Your team has worked diligently to improve the visibility of your immigration process from chaotic to predictable. You’ve made noticeable progress and you can continue that success by keeping the momentum going. Now that you’ve built the foundation to take the process to another level, you can begin to optimize it by reviewing results, soliciting feedback, and implementing improvements that will ensure you have a functional and effective immigration program suited to your needs.
The case for optimization
Optimizing the process provides benefits and opportunities for collaboration not only to your team but also all of the end users that have a vested interest in the process. It changes the focus from just employee self-service to a strategic process that easily adapts to the organization’s changing needs. A McKinsey survey reports that as much as 45% of employee activities can be automated by adopting current technologies.
Your new process seems improved. Requests for updates and answers to questions have decreased. However, you have little verifiable information to corroborate the results. In the current process, there’s no way to assess how well it’s working for employees and you’re not sure how much the process has improved.
HR and employee-related data is critical to measure but is frequently one of the most unreliable. In a Deloitte study, only 15% of participating organizations rated themselves highly for the accuracy of HR data. The ability to accurately measure multiple data points provides a detailed and accurate picture of the success of the process and an opportunity to make necessary adjustments.
An efficient, streamlined process reduces time wasted searching in the wrong places for data and updates. Efficiency in retrieval of data, monitoring individual statuses, and responding to questions is not only a time saver but also reduces costs in staff hours.
Improvements to the process ensure that data is accurate and current which produces optimized results and reduces the need for redundancy and corrections.
Optimizing the process supports the organization’s ability to be agile in adapting to changing business or user needs. Adaptability positions the organization for increased innovation and creativity.
It’s easier to observe the process in real time and make needed adjustments quickly. A process that is accessible, adaptable and well-documented, creates a foundation for improvement opportunities and fosters collaboration with other business teams.
It’s critical that employees feel that the improved process has given them a sense of control over their own process with more access and visibility into their status.
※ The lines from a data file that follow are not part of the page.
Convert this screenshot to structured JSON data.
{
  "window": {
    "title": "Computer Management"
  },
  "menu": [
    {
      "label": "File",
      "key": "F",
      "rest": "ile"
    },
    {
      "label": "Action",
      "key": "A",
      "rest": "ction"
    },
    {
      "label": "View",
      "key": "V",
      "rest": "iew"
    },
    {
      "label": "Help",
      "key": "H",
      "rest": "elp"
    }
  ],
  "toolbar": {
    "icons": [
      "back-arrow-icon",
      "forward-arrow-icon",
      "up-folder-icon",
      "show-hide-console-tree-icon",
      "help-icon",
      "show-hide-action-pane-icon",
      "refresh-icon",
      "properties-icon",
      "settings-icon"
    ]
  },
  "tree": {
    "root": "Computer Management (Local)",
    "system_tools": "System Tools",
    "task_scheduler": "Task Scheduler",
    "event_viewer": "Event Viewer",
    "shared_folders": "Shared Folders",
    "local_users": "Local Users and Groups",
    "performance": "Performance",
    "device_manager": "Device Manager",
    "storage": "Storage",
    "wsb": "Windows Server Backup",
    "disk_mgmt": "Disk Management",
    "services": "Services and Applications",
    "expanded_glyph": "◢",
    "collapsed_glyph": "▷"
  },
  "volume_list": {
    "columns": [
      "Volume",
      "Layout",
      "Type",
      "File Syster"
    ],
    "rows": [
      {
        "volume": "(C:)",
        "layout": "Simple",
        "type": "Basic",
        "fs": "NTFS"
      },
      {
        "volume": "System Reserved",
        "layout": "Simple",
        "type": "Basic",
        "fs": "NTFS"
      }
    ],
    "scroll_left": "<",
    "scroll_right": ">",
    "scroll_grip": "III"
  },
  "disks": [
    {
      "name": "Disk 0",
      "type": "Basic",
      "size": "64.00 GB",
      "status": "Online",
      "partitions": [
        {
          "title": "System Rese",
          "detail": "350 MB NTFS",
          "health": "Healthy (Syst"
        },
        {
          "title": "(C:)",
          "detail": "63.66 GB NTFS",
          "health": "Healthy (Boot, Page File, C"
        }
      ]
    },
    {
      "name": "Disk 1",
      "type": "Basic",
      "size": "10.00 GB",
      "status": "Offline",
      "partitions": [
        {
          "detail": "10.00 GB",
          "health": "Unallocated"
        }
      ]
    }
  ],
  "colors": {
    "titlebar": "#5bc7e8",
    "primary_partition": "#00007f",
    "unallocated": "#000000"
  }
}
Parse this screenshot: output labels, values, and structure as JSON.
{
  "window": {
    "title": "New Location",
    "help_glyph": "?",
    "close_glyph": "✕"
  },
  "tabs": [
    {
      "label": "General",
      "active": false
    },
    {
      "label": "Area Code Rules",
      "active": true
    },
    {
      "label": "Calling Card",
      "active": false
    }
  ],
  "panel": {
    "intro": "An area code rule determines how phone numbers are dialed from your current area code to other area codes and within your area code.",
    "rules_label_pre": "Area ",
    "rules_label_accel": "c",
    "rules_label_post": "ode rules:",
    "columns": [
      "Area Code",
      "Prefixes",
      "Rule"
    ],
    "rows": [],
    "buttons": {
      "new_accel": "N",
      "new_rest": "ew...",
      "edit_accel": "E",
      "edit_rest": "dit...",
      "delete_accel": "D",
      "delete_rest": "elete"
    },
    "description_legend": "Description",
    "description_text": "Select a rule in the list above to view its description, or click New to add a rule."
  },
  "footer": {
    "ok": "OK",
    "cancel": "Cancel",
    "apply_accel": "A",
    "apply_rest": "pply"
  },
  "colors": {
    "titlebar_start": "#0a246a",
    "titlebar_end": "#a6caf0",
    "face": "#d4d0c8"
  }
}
Employee input and participation in their own immigration process enhances their engagement and resulting satisfaction with the business and increases the organization’s retention rate.
Moving from process management to process optimization
Optimization is an ongoing process that will continue to provide opportunities for improvements to the process with more valid results.
The end users are in the best position to provide feedback about what’s working and what needs to be modified. Utilize regular pulse surveys to determine:
- Vendor response times and accuracy of information provided
- Employee preferences for communication and information access
- General workstyle preferences
- Efficacy of use by talent teams
Obtaining information about and acting on employee concerns with regards to process visibility remains key to engaging and retaining them. Gallup reports that employee disengagement in the U.S. rose only slightly in 2021 but it still increased to 15% in the first 6 months of 2021. That represents only a slight increase from 2020 which suggests that things are improving slightly.
However, 2021 is also the year of what some are calling The Great Resignation. Actively engaging international employees by providing them opportunities for input and access to the immigration process is one of the most critical strategies that organizations can do to ensure “the great retention.”
Content in this publication is not intended as legal advice, nor should it be relied on as such. For additional information on the issues discussed, consult a Bridge-affiliated partner attorney or another qualified legal professional.